Mr. Hersey agrees the benchmarks are flawed, allowing managers to "game" the index by investing outside of it. He expects that tactic to change now that Lehman has introduced the Lehman U.S. Universal index, which includes high-yield, emerging market and eurodollar-denominated issues.
No modest risk
He rebuts Mr. Brief's view that opportunistic strategies entail modest risk, citing last August's market turmoil as an example. With Treasury yields falling, corporate bond spreads widening and global markets declining, it was the worst of all scenarios for pension funds, which also saw an increase in their liabilities.
"You can't tell me that the bond portfolio wasn't a matter of focus," he added.
Some managers and consultants agree with Mr. Hersey.
"I think there is a lot of religion out there saying you're good if you mix enough scary stuff together," said Billy Williams, principal at STW Fixed Income Management.
In managing $10 billion exclusively in U.S. bonds, Mr. Williams' firm does not dabble in high-yield bonds, which behave too much like equities, he said.
'Everyone wants to tweak'
Dean Derby, president of Standard Valuations, a consulting firm in St. Paul, Minn., has heard many of his clients talk about adding high-yield bonds, but he doesn't encourage them to follow through.
"One of the problems is with the markets being very good, everyone wants to tweak," he said, adding fixed income is supposed to be a pension fund's anchor to the wind, while equities deliver the returns.
Watson Wyatt clients are encouraged to take this traditional outlook on bonds.
Mr. Hersey recommends plan sponsors stress test their current bond portfolios by simulating performance based on a number of market assumptions.

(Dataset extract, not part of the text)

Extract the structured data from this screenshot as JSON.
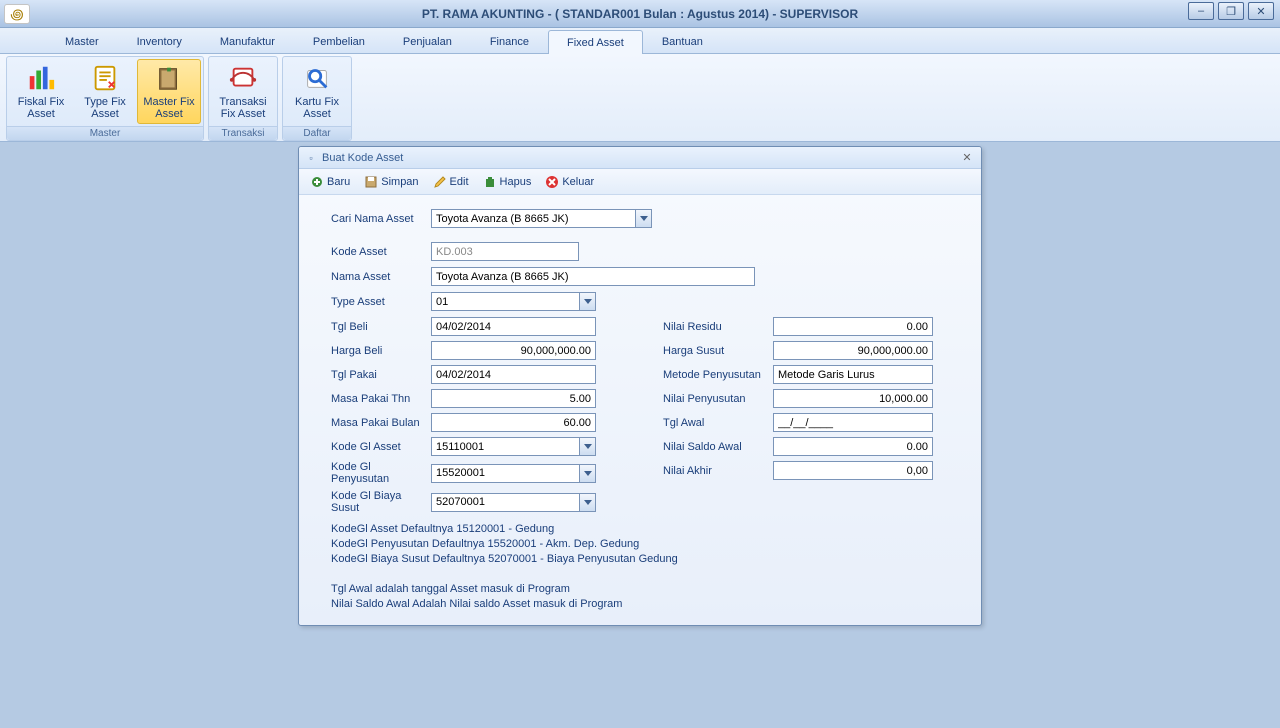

Comparing the differences among these returns and the results of the same stress test applied to the benchmark index should reveal what's at stake in any particular portfolio.
The $5 billion Teachers' Retirement System of Oklahoma, Oklahoma City, is searching for domestic enhanced core fixed- income managers, but officials don't want to add too much risk to their portfolio.
Looking for credit plays
While Oklahoma trustees are looking for credit plays, they are not planning to put a great percentage of assets into high yield, according to Bill Puckett, investment officer. The two new managers, with mandates of approximately $250 million each, will be expected to match the returns of the Lehman Aggregate index.
Interviews are scheduled for the April 28 board meeting.
The search hopefully will end in a more aggressive portfolio, officials said. "We had a couple (bond) managers, but for whatever reason the cat ran away," said Mr. Puckett, referring to their performance.
Managers seem to be caught in the crossfire, but many continue to promote their core-plus capabilities.
At Boston-based Loomis, Sayles & Co., the idea is to be opportunistic while seeking relative value in the bond market, which might be found in BB-rated corporate bonds, or a bet on Korean debt.
Kathleen Gaffney, Loomis, Sayles vice president and portfolio manager, expects default risk to remain low and opportunities overseas to compensate for the volatility risk.
That market environment is expected to translate into success for three of Loomis' portfolios: a $1.9 billion core-plus portfolio; an $8.5 million medium-grade corporate bond portfolio; and a $5.7 billion dedicated high-yield portfolio. Clients are allowed to limit certain investments in their portfolio.
The dedicated high-yield bond portfolio, which includes an allocation of up to 35% to 40% to emerging markets, may seem the riskier option, while the core plus portfolio takes a position of up to 20% in those markets and up to 35% in below-investment-grade bonds.